Nutrition experts contend that all we need is what's typically found in a routine diet. Industry representatives, backed by a fascinating history, argue that foods don't contain enough, and we need supplements. Fortunately, many excellent studies have now resolved the issue.(SLAtlantic)
In this sprightly talk (transcript and video) Daniel Lieberman describes why our bodies are so good at running long distances, how our social intelligence developed and how modernity and capitalism require us to learn (or relearn) how to use our bodies. (May inspire tolerance for people who wear five-fingered shoes.) Prof. Lieberman studies human evolution at Harvard where he focuses on heads and feet. (via Tyler Cowen)

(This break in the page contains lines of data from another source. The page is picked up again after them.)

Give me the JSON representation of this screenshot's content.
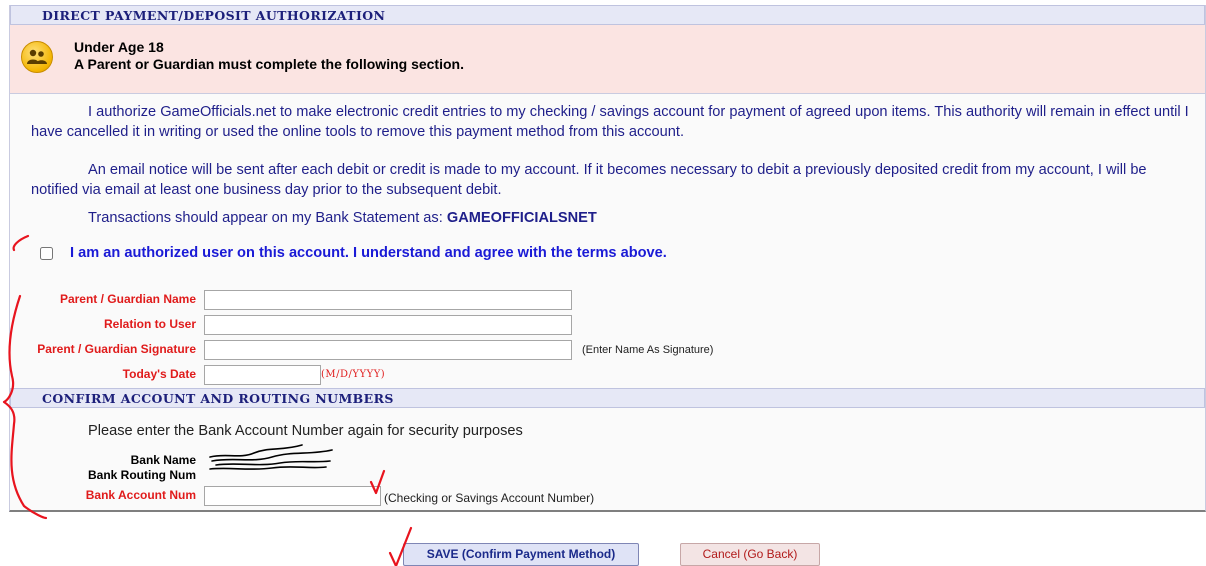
{
  "sections": {
    "authorization_title": "DIRECT PAYMENT/DEPOSIT AUTHORIZATION",
    "confirm_title": "CONFIRM ACCOUNT AND ROUTING NUMBERS"
  },
  "alert": {
    "icon": "users-icon",
    "title": "Under Age 18",
    "subtitle": "A Parent or Guardian must complete the following section."
  },
  "terms": {
    "paragraph1": "I authorize GameOfficials.net to make electronic credit entries to my checking / savings account for payment of agreed upon items. This authority will remain in effect until I have cancelled it in writing or used the online tools to remove this payment method from this account.",
    "paragraph2": "An email notice will be sent after each debit or credit is made to my account. If it becomes necessary to debit a previously deposited credit from my account, I will be notified via email at least one business day prior to the subsequent debit.",
    "statement_prefix": "Transactions should appear on my Bank Statement as:",
    "statement_name": "GAMEOFFICIALSNET",
    "agree_label": "I am an authorized user on this account. I understand and agree with the terms above.",
    "agree_checked": false
  },
  "form": {
    "guardian_name_label": "Parent / Guardian Name",
    "guardian_name_value": "",
    "relation_label": "Relation to User",
    "relation_value": "",
    "signature_label": "Parent / Guardian Signature",
    "signature_value": "",
    "signature_hint": "(Enter Name As Signature)",
    "date_label": "Today's Date",
    "date_value": "",
    "date_hint": "(M/D/YYYY)"
  },
  "confirm": {
    "instruction": "Please enter the Bank Account Number again for security purposes",
    "bank_name_label": "Bank Name",
    "routing_label": "Bank Routing Num",
    "account_label": "Bank Account Num",
    "account_value": "",
    "account_hint": "(Checking or Savings Account Number)"
  },
  "buttons": {
    "save": "SAVE (Confirm Payment Method)",
    "cancel": "Cancel (Go Back)"
  },
  "colors": {
    "header_bg": "#e6e8f6",
    "header_text": "#1c1f7a",
    "alert_bg": "#fbe4e2",
    "body_text": "#1f1f8a",
    "label_red": "#e01b1b",
    "agree_blue": "#1a1ad6",
    "annotation_red": "#e8141e"
  }
}
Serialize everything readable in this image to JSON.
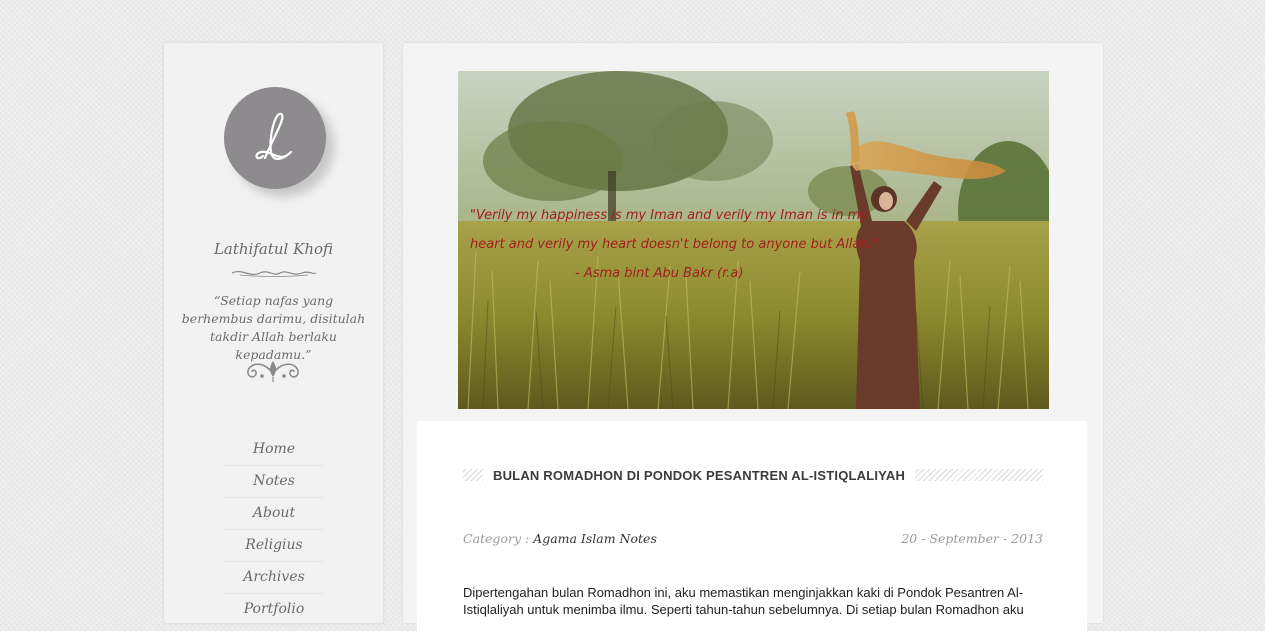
{
  "sidebar": {
    "logo_letter": "L",
    "title": "Lathifatul Khofi",
    "tagline": "“Setiap nafas yang berhembus darimu, disitulah takdir Allah berlaku kepadamu.”",
    "nav": [
      "Home",
      "Notes",
      "About",
      "Religius",
      "Archives",
      "Portfolio"
    ]
  },
  "hero": {
    "quote_lines": [
      "\"Verily my happiness is my Iman and verily my Iman is in my",
      "heart and verily my heart doesn't belong to anyone but Allah.\"",
      "- Asma bint Abu Bakr (r.a)"
    ]
  },
  "post": {
    "title": "BULAN ROMADHON DI PONDOK PESANTREN AL-ISTIQLALIYAH",
    "category_label": "Category :",
    "category": "Agama Islam Notes",
    "date": "20 - September - 2013",
    "body": "Dipertengahan bulan Romadhon ini, aku memastikan menginjakkan kaki di Pondok Pesantren Al-Istiqlaliyah untuk menimba ilmu. Seperti tahun-tahun sebelumnya. Di setiap bulan Romadhon aku"
  },
  "colors": {
    "logo_bg": "#8d8b8e",
    "quote_text": "#a11f1c",
    "page_bg": "#ebebeb"
  }
}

Ask for Amazing WATE-ON. Retronaut's collection of dietary supplement ads offers some historical perspective on the obesity epidemic. [more inside]
Is Vitamin C worth taking or not? Does Echinacea kill colds? Am I missing out not drinking litres of Goji juice, wheatgrass extract and flaxseed oil every day? A generative data-visualisation of all the scientific evidence for popular health supplements by David McCandless and Andy Perkins. (Still Image) (data) [via] [more inside]
"People lose weight if they lower calories, but it does not matter how." According to recently published study in the New England Journal of Medicine, "For people who are trying to lose weight, it does not matter if they are counting carbohydrates, protein or fat. All that matters is that they are counting something." [more inside]
Scientists are testing a new diet pill that expands to the size of a tennis ball in your stomach. When taken with two glasses of water, the slow-growing 'gelatinous blob' gives one the feeling of having eaten a plate of food. Although it's no replacement for diet and exercise, it could help some people control their urges.
Science is better: An enormous scientific study has conclusively demonstrated that "diet had no effect" on rates of women getting cancer or heart disease. Because the study investigated the efficacy of overall low fat diets, rather than the more recently developed hypothesis that saturated fats are the only pernicious kind, some leading medical researchers accept these findings but still think there MAY be a direct link between certain diets and major health problems in women, but (and here's the money shot) "if they did a study like that and it was negative, then I'd have to give up my cherished hypotheses for data." Now that, my friends, is a heartwarming example of one of the pinnacles of human creativity, the scientific method, which is under so much attack these days. . .
Where are your limits? Inspired in part by mikhail's earlier post on the gelatin used in Guinness (and Bass), for those with voluntary diet restrictions (kosher, halal, vegetarian, etc.), what unexpected choices have you faced? Does it go beyond food? Toothpaste? Collagen injections? Silk? Buying a car with leather seats? A used car with leather seats?